Exposing Students to Blockchain
This is my eighth semester teaching an honors-seminar entitled Entrepreneurial Value Creation in Society. Last semester, I offered extra credit to encourage students to explore Hive. This semester, students are required to submit their weekly assignments via Hive. You can follow their discussion posts and reflection papers at gradnium.com.
I also started teaching a new university-level entrepreneurship course this semester -- Blockchain-Based Entrepreneurial Venturing. As it turned out, all the students who enrolled in the class were business school students. However, I was also interested in getting STEM students interested in exploring the possibilities blockchain has to offer.
Calling All STEM Students ...
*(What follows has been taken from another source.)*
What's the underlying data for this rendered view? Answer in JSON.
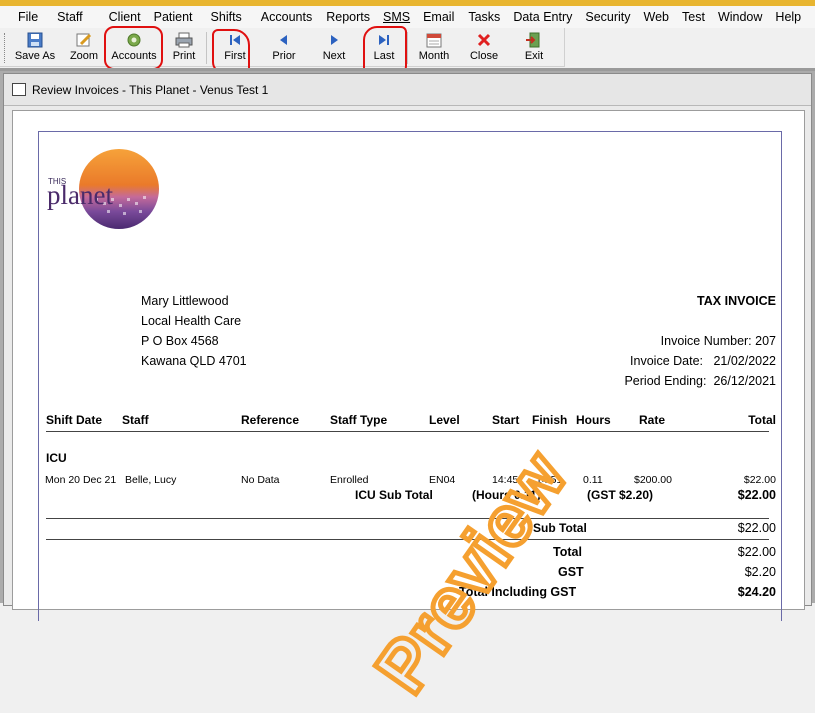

So, I decided to offer a new technology-focused course next semester, in addition to Blockchain-Based Entrepreneurial Venturing, to encourage STEM students to explore the blockchain. The tech-focused course -- Blockchain Programming & Development -- will be an honors add-on. That means it will be a 1-credit-hour honors course that must be taken concurrent with one of the following courses (allowing the student to get honors credit for the concurrent course):
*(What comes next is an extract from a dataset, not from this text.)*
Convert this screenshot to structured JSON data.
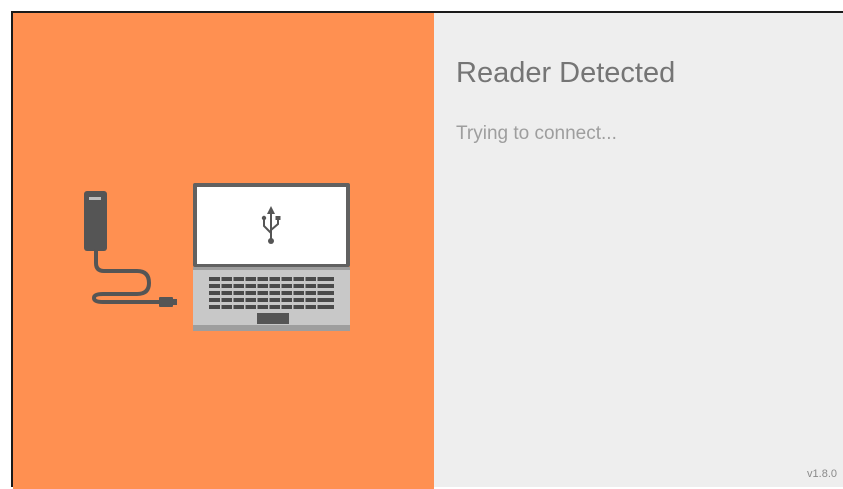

- ENGR1412 (Introductory Engineering Computer Programming)
- ECEN3213 (Computer Based Systems in Engineering)
- CS2133 (Computer Science II)
- CS2433 (C/C++ Programming)
- CS3353 (Data Structures and Algorithms)
- CS3653 (Discrete Mathematics for Computer Science)
An Educational-Focused Discord Server
I was sharing my thoughts and plans about the new course with @aggroed a couple weeks ago and he suggested that I create a discord server wherein my students could ask questions and get advice and feedback from Hive and Hive-Engine devs.
So, I have created an “Oklahoma State Univ -- Student Blockchain Coding” discord server -- here is the invitation link (or click the OSU logo below).
Feedback from Hive and Hive-Engine Experts
The basic idea here is that once the semester kicks off, students will be able to pose questions and get timely feedback from experts. A big part of that, I suspect, will be you (the experts) pointing them to various github repositories where they can view specific code examples that are similar to whatever they are trying to accomplish.
Between now and then, though, I am hoping that some of you will be able to help me  get up to speed as much as possible on the nuances associated with blockchain-based programming,  identify which existing tutorials and code examples would be best to introduce my students to first, and  possibly develop some new tutorials.
When you join the server, please introduce yourself and identify your specific areas of expertise. I will create and assign various roles based on those areas of expertise.
Thanks a bunch!